» **REQUIRED ACTION**
All entries below must be given again exactly as they stand.

[Website and app data records]
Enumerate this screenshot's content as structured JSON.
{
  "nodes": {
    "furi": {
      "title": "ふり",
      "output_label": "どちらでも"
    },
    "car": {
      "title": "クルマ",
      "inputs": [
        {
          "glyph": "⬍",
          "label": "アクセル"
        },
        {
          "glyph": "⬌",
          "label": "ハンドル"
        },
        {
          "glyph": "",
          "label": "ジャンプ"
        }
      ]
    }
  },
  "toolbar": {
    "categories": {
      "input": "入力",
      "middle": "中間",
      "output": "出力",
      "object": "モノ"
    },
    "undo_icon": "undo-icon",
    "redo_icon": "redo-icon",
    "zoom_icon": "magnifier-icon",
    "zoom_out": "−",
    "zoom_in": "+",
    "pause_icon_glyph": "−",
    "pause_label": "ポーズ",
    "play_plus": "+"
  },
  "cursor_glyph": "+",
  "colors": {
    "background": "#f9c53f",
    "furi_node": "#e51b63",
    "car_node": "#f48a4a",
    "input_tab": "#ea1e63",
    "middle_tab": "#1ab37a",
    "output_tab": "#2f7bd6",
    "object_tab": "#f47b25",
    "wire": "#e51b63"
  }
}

» **RESULT FOR THIS EXERCISE**
Enumerate this screenshot's content as structured JSON.
{
  "nodes": {
    "furi": {
      "title": "ふり",
      "output_label": "どちらでも"
    },
    "car": {
      "title": "クルマ",
      "inputs": [
        {
          "glyph": "⬍",
          "label": "アクセル"
        },
        {
          "glyph": "⬌",
          "label": "ハンドル"
        },
        {
          "glyph": "",
          "label": "ジャンプ"
        }
      ]
    }
  },
  "toolbar": {
    "categories": {
      "input": "入力",
      "middle": "中間",
      "output": "出力",
      "object": "モノ"
    },
    "undo_icon": "undo-icon",
    "redo_icon": "redo-icon",
    "zoom_icon": "magnifier-icon",
    "zoom_out": "−",
    "zoom_in": "+",
    "pause_icon_glyph": "−",
    "pause_label": "ポーズ",
    "play_plus": "+"
  },
  "cursor_glyph": "+",
  "colors": {
    "background": "#f9c53f",
    "furi_node": "#e51b63",
    "car_node": "#f48a4a",
    "input_tab": "#ea1e63",
    "middle_tab": "#1ab37a",
    "output_tab": "#2f7bd6",
    "object_tab": "#f47b25",
    "wire": "#e51b63"
  }
}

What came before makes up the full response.